Activity |
Within the listing below, show every line that contains the word "Daily".

::: Dataset excerpts

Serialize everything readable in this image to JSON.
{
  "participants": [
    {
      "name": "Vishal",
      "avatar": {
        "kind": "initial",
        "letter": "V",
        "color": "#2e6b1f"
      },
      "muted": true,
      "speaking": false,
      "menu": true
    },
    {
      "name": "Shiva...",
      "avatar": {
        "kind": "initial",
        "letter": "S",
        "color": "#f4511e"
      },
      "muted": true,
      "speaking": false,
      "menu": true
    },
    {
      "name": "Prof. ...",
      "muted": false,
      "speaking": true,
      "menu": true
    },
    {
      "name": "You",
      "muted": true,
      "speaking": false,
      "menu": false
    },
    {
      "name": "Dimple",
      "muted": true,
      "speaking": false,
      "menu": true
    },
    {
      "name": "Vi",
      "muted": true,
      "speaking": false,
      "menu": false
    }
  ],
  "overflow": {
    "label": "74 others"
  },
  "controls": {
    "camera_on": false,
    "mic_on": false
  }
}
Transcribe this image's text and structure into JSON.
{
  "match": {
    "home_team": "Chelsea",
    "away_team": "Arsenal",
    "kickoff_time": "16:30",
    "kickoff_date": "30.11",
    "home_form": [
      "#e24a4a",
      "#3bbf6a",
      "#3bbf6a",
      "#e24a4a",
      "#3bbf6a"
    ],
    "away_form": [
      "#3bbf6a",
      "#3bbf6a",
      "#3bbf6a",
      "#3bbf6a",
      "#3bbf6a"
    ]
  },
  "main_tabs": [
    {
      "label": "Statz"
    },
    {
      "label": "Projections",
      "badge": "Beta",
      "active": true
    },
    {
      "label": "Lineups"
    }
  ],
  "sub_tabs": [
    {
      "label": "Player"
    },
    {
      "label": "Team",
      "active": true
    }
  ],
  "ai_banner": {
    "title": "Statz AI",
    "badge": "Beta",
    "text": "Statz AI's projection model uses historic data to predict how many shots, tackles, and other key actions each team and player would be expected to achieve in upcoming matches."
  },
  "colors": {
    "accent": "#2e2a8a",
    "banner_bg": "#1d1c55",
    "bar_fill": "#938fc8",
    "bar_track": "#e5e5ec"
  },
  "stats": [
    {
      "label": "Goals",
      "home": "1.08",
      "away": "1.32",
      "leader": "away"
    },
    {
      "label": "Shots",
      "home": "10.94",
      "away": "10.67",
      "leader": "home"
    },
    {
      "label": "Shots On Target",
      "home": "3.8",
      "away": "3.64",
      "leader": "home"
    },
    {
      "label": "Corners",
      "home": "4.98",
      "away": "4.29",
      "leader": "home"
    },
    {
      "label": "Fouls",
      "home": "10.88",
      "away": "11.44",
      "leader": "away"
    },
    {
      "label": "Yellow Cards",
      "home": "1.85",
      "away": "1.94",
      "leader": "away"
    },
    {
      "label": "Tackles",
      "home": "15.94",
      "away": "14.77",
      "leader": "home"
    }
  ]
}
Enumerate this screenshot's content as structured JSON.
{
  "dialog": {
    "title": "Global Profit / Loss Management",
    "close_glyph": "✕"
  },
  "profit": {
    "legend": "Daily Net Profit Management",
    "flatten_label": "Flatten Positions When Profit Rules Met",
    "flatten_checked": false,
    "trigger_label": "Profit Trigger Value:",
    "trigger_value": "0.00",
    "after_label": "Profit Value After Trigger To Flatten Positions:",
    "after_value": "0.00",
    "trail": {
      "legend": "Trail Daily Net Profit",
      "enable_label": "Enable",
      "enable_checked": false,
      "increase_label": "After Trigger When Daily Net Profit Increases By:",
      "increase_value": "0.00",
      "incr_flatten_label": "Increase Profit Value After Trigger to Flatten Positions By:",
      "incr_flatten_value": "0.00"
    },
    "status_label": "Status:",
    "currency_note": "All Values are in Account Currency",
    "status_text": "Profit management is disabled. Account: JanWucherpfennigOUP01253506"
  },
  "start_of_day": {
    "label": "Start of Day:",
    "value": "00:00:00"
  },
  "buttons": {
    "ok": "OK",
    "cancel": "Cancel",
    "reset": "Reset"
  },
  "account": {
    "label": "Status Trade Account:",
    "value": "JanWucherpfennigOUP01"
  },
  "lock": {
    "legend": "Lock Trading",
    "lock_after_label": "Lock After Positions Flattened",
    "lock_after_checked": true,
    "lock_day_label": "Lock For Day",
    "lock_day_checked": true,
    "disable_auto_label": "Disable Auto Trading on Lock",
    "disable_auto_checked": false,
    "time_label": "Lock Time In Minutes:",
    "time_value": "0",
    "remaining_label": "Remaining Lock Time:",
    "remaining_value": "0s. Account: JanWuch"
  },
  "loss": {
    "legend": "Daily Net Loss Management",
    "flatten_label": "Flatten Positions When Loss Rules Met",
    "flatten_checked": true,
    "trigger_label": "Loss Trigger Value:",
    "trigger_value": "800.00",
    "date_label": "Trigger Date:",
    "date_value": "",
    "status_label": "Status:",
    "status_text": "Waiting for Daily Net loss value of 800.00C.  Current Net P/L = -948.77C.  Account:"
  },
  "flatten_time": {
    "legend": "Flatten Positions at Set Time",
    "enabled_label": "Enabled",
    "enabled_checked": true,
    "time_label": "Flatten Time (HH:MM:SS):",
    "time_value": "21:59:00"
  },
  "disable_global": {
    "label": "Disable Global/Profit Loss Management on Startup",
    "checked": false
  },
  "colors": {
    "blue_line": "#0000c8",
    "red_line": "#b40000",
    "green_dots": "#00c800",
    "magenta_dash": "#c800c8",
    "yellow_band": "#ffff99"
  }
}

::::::

Exercise result |
    "legend": "Daily Net Profit Management",
      "legend": "Trail Daily Net Profit",
      "increase_label": "After Trigger When Daily Net Profit Increases By:",
    "legend": "Daily Net Loss Management",
    "status_text": "Waiting for Daily Net loss value of 800.00C.  Current Net P/L = -948.77C.  Account:"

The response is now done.